In the Gulf of Guinea, U.S. energy investment is predominant in the oil and gas sector of Equatorial Guinea - over $11 billion and growing - in Nigeria, and in Angola.
In northern Africa, U.S. Anadarko is the largest foreign oil producer in Algeria and there is also significant U.S. oil and gas sector investment in Egypt.
U.S. oil companies in the Oasis Group (ConocoPhillips, Marathon, and Hess) have returned to Libya for the first time since 1986.
The lifting of sanctions there has also encouraged other U.S. companies to seek investment and be awarded oil blocks there (Occidental, Hess, Chevron, and ExxonMobil).
U.S. oil companies also predominate in oil production in Chad and in the $4 billion investment that was made in the Chad-Cameroon pipeline project. And there are U.S. independents producing and looking for oil and gas in South Africa.
As far as up and coming possibilities for new investment, U.S. companies are interested in new areas, including in frontier regions such as Madagascar, Benin, Sao Tome and Principe and Guinea-Bissau. Other frontier countries possibly on the horizon include Liberia and Sierra Leone.
In close proximity to various markets, including the Atlantic Basin, Africa is positioned to play a greater role in U.S. and global energy trade and investment. Our ties are getting closer and stronger.
DOE is supportive of the Millennium Challenge Corporation, which President Bush established in 2002.
The MCC was designed to be a special development assistance program to help spur economic growth in developing nations that are taking greater responsibility for their own development. Although the MCC is a global initiative, approximately half of the eligible countries are in Africa and a number of MCC countries are represented at this Forum.
I urge you to incorporate an energy component in the MCC compacts, as Ghana has done, since it is such an important aspect of long-term economic growth and prosperity.
There are increasing concerns about infrastructure development and security issues as more projects are located offshore and in deepwater. Deepwater carries its own risks and technical complexities, including remoteness and related security issues.
But, more important than any particular project, are the market-based principles I mentioned earlier as being the heart of a successful vision of a healthy international energy system.
Free and fair markets are the best vehicles for developing and allocating resources, the best vehicles for generating wealth, the best vehicles for empowering the populations and nations they serve, and, in the case of energy, the best vehicles for a nation to foster a sustainable energy sector.
To my fellow energy ministers, I encourage you to continue to harness the power of the marketplace to develop natural resources, efficiently deliver them to customers and generate economic growth.

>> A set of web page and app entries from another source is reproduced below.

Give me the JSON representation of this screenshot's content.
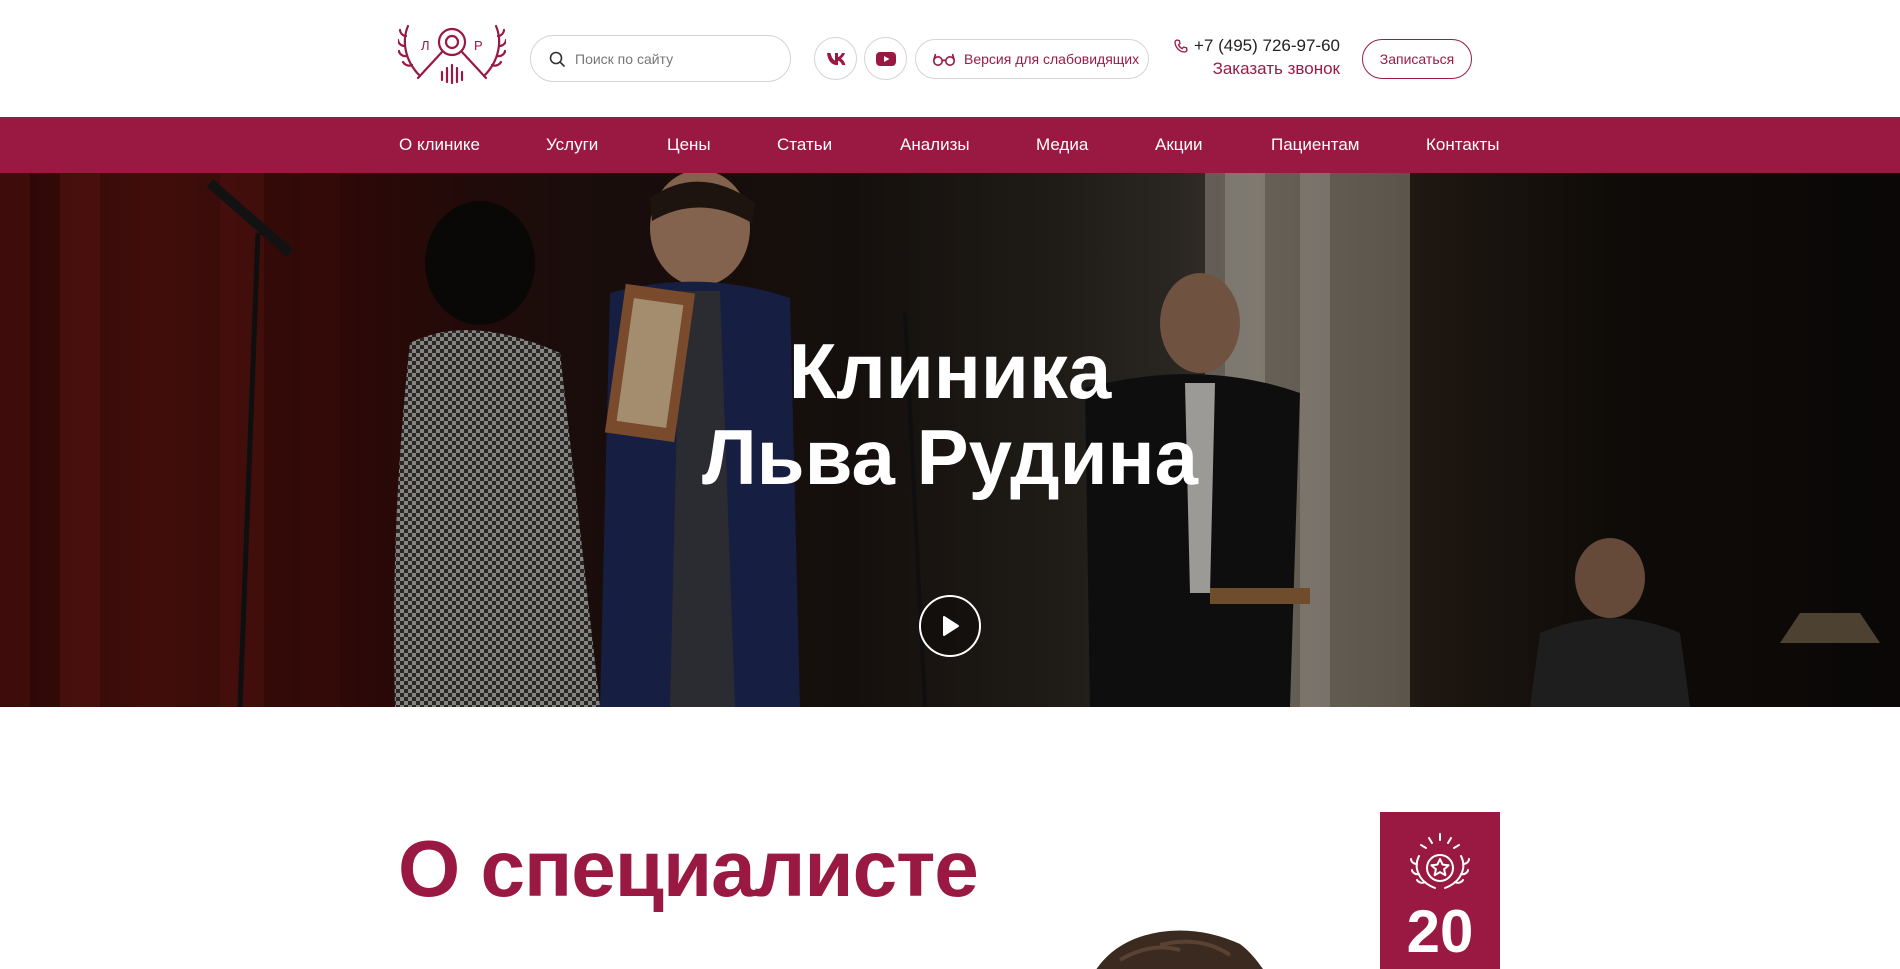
{
  "header": {
    "logo": {
      "name": "Клиника Льва Рудина logo",
      "letters": "ЛОР"
    },
    "search": {
      "placeholder": "Поиск по сайту",
      "value": ""
    },
    "social": [
      {
        "icon": "vk-icon",
        "label": "VK"
      },
      {
        "icon": "youtube-icon",
        "label": "YouTube"
      }
    ],
    "impaired_label": "Версия для слабовидящих",
    "phone": "+7 (495) 726-97-60",
    "callback_label": "Заказать звонок",
    "signup_label": "Записаться"
  },
  "nav": {
    "items": [
      {
        "label": "О клинике"
      },
      {
        "label": "Услуги"
      },
      {
        "label": "Цены"
      },
      {
        "label": "Статьи"
      },
      {
        "label": "Анализы"
      },
      {
        "label": "Медиа"
      },
      {
        "label": "Акции"
      },
      {
        "label": "Пациентам"
      },
      {
        "label": "Контакты"
      }
    ]
  },
  "hero": {
    "title_line1": "Клиника",
    "title_line2": "Льва Рудина",
    "play_icon": "play-icon"
  },
  "about": {
    "title": "О специалисте",
    "badge_icon": "laurel-star-icon",
    "badge_number": "20"
  },
  "colors": {
    "brand": "#991942",
    "text": "#222222",
    "border": "#d4d4d4"
  }
}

I encourage you to take the steps that will attract and, more importantly, maintain private investment and expertise in a highly competitive environment.
These steps include : a commitment to intellectual property protections ; a fundamental commitment to private property rights ; use of commercial arrangements rather than market-distorting preferential arrangements ; honoring the sanctity of contracts ; market transparency and ; dedication to regulatory certainty and the rule of law.
When these concepts take root in society, when the rule of law and respect for contracts and property rights are the order of the day, as Frederich Hayek, Hernando de Soto and others have shown through their work, the private sector will respond with investment on the scale necessary to help fully develop the abundant resources found in so many African nations.
While we have witnessed growing natural resource nationalism in other regions, many parts of Africa remain attractive.
I would encourage you all to continue working at the highest levels of government to expand cooperation and development.
For the United States, stronger relations with African countries is an integral part of our national energy policy... and with private companies invested in the success of a developing Africa ... I am certain that we will succeed.
Source : CCA - US Department of Energy - December 1, 2006